By Main One

Main One Cable Company has concluded the shore-end laying of its undersea fiber optic cables in Lagos, Nigeria and Accra, Ghana respectively. The shore-end cable laying is a critical intermediary procedure to install the undersea cables on the shores of countries in which the cable system is expected to berth, in preparation for the end-to-end laying of the full stretch of the fiber optic cable from its origin in Portugal.

According to Funke Opeke, Chief Executive Officer of Main One Cable Company, “the successful completion of our shore-end cable laying operations in Lagos and Accra, again signposts the seriousness with which this project is being executed and our commitment to ensuring that we deliver on our target completion date of June 2010.”

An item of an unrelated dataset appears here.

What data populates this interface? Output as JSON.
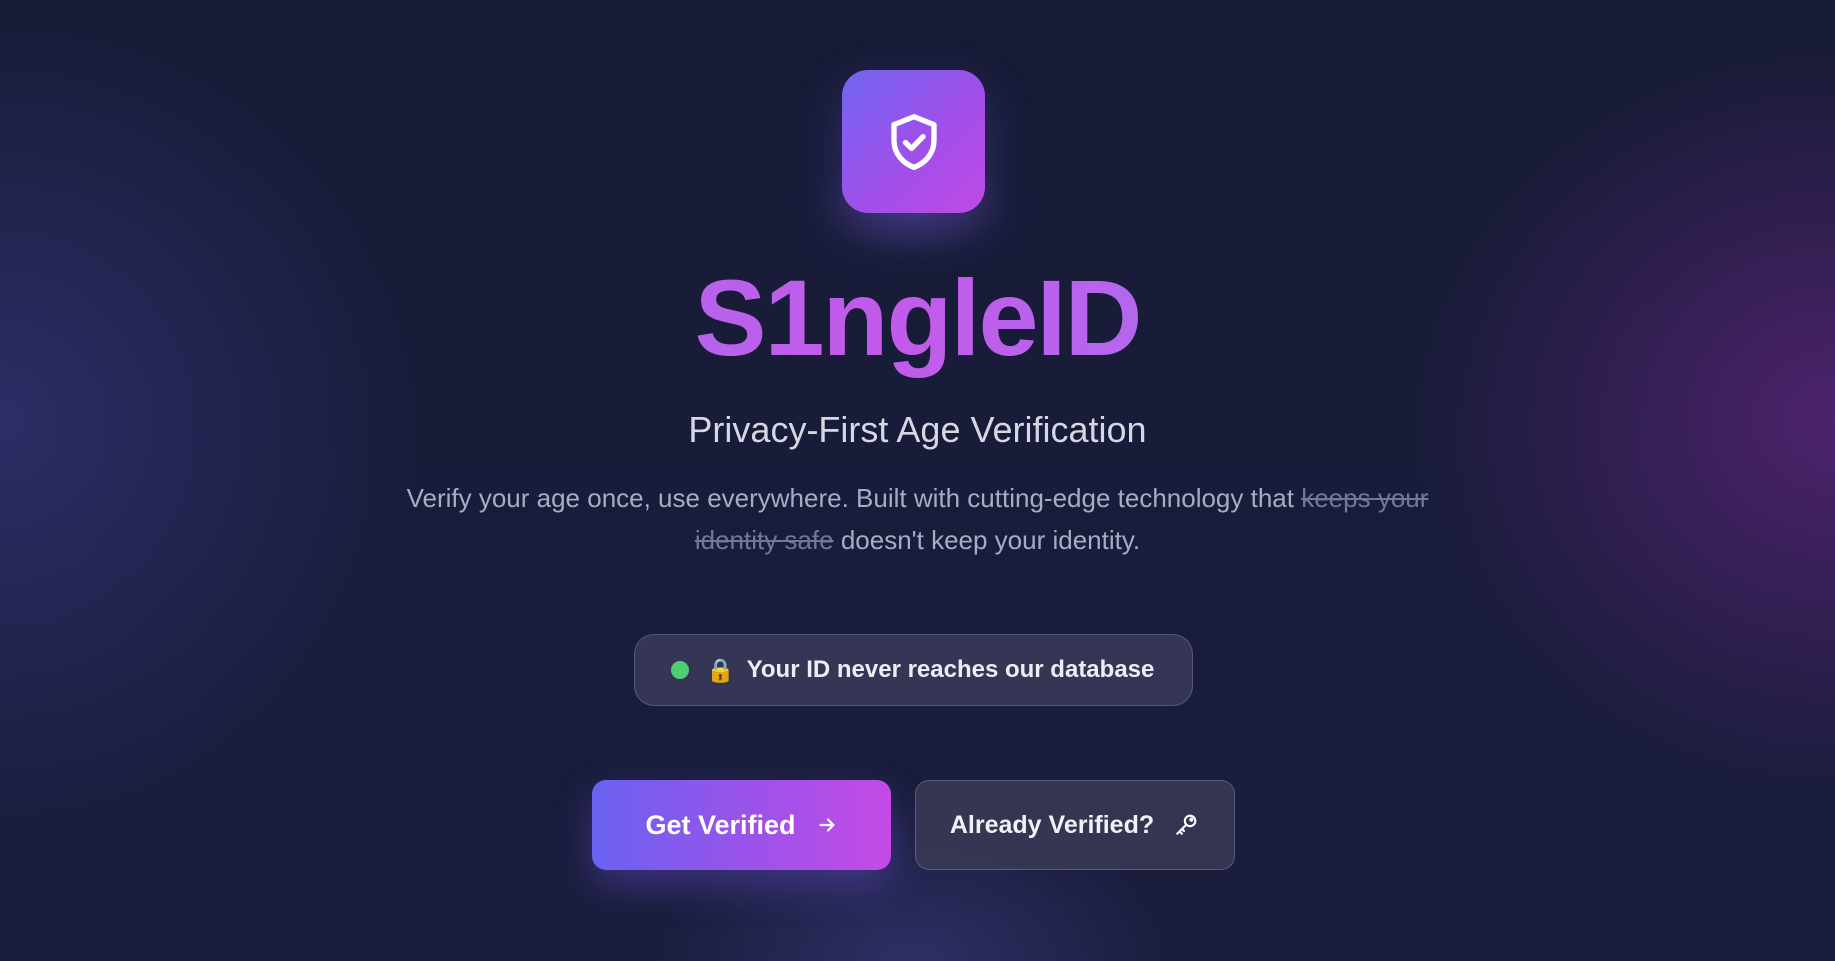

The successful completion of its shore-end cable laying operations is yet another formidable and transparent landmark of the progress being recorded by the pioneering undersea cable network. Earlier on, Main One cable was the first private company to receive submarine cable landing licenses from both the Nigerian Communications Commission and Ghana’s National Communications Authority.

Main One embarked on undersea route survey operations last February and by June had concluded the survey operations. In June as well, it secured commitment from multilateral financial institutions as well as Nigerian banks for all of the financing it requires for the first phase of the cable project.

Opeke stated that “we continue to be delighted at the steady pace of work on the Main One project,” adding that “manufacturing of all the system components are progressing well and we are on track to meet our deployment schedules.

She added that construction work on the Global Network Operating Center for the cable company, which is sited in Lagos, Nigeria, is recording impressive progress in much the same way as the cable landing station in Accra, Ghana.

Main One cable will, when it is finalized, provide 1.92 Terabits per second capacity, which is far more than currently available capacity on any pre-existing undersea cable networks in the West Africa sub-region.

Very importantly, Main One Cable will provide wholesale services on an open access basis to all information and communications technology (ICT) players in West Africa. The open access model, Opeke explained, implies that broadband capacity will be availed all operators and service providers in an open and non-discriminatory manner. “In addition to the capacity building we bring by driving the expansion of critical ICT and internet networking technologies into the region, the Main One project, on completion will create a strong multiplier effect for economic growth,” said Opeke.